▶ [ASSIGNED TASK] For the word "chevron", state how many lines of the records include it, with no other text.

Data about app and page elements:
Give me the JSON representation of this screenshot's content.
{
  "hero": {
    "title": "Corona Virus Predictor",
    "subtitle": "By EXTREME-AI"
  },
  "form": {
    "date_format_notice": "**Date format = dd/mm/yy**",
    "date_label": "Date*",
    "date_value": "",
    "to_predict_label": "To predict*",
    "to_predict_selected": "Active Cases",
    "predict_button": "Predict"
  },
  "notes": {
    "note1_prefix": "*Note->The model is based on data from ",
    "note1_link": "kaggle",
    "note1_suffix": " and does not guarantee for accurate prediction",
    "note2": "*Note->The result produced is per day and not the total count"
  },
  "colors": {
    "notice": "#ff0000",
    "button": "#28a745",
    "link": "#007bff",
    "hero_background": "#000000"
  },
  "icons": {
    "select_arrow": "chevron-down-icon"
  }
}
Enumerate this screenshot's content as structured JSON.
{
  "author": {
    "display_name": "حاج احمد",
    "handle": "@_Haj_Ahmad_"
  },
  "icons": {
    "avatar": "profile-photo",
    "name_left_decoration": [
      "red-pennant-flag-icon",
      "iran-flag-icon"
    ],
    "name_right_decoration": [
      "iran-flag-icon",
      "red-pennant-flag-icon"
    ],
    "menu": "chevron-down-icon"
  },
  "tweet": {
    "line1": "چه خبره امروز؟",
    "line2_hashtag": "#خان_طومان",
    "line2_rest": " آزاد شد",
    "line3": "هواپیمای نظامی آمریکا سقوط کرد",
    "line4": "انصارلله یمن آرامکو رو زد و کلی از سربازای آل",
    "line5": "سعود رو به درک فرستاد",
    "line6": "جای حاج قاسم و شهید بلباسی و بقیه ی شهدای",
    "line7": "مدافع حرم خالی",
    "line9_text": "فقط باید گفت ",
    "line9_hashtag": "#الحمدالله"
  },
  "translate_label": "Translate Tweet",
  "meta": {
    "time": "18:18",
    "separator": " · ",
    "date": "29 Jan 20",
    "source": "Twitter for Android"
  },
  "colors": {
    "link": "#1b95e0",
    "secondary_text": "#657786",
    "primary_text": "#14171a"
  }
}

▶ [WORKED SOLUTION] 2